“The city of Garland totally let us down,” Mock said.
Last summer, two dogs with a history of aggression mauled her pet, Buddie.
The attack happened after the city had received half a dozen complaints about the dogs getting loose.
“They hunted him down and they killed him,” Mock said.
The city picked up the dogs, one with dried blood on it, and deemed both animals dangerous.
A few days later, their owner appealed the designation, claiming no one witnessed the attack.
The owner won and the dogs went home. Mock said no one bothered to even tell her.
“It’s like a punch in the gut,” Mock said. “It feels horrible!
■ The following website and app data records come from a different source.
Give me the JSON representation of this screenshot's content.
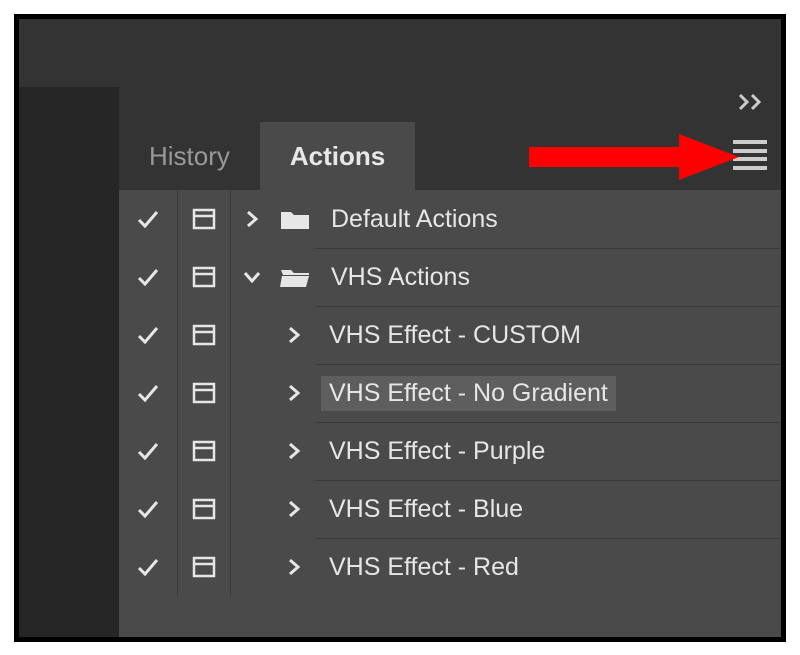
{
  "collapse_label": "Collapse",
  "tabs": {
    "history": "History",
    "actions": "Actions"
  },
  "menu_label": "Panel Menu",
  "rows": [
    {
      "label": "Default Actions",
      "checked": true,
      "dialog": true,
      "expanded": false,
      "isSet": true,
      "indent": 0,
      "folderOpen": false,
      "selected": false
    },
    {
      "label": "VHS Actions",
      "checked": true,
      "dialog": true,
      "expanded": true,
      "isSet": true,
      "indent": 0,
      "folderOpen": true,
      "selected": false
    },
    {
      "label": "VHS Effect - CUSTOM",
      "checked": true,
      "dialog": true,
      "expanded": false,
      "isSet": false,
      "indent": 1,
      "selected": false
    },
    {
      "label": "VHS Effect - No Gradient",
      "checked": true,
      "dialog": true,
      "expanded": false,
      "isSet": false,
      "indent": 1,
      "selected": true
    },
    {
      "label": "VHS Effect - Purple",
      "checked": true,
      "dialog": true,
      "expanded": false,
      "isSet": false,
      "indent": 1,
      "selected": false
    },
    {
      "label": "VHS Effect - Blue",
      "checked": true,
      "dialog": true,
      "expanded": false,
      "isSet": false,
      "indent": 1,
      "selected": false
    },
    {
      "label": "VHS Effect - Red",
      "checked": true,
      "dialog": true,
      "expanded": false,
      "isSet": false,
      "indent": 1,
      "selected": false
    }
  ]
}
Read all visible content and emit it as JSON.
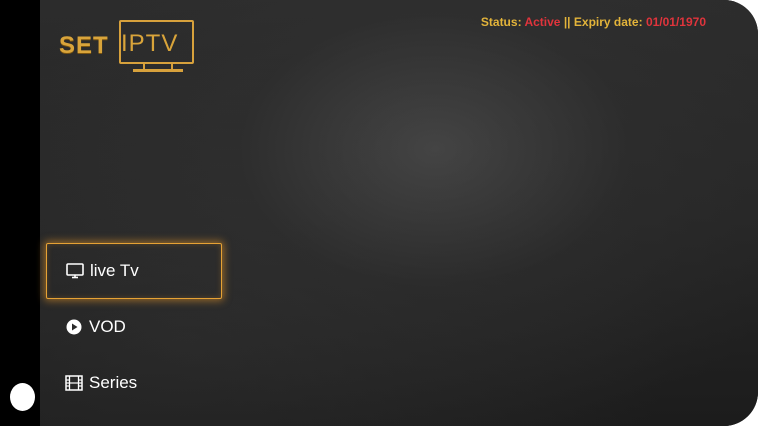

I don’t have my dog anymore, and she gets to keep her dogs.”
Because of this incident, Chessher said the city now ensures victims are notified of appeals.
“The Mocks were upset that we didn’t notify them of the appeal hearing, and I think that’s a legitimate issue,” Chessher said.
But the health director emphasized that the appeal hinges strictly on documentation, with no testimony allowed.
“In both cases, you’re dealing with what people consider to be a family member,” Chessher said. “It’s an emotional issue for both sides.”
Garland isn’t the only city that doesn’t allow dogs.
The Ones For Justice created a map of ordinances that shows which registries are public.
The maps also note the dangerous dogs CBS 11 found across Dallas-Fort Worth.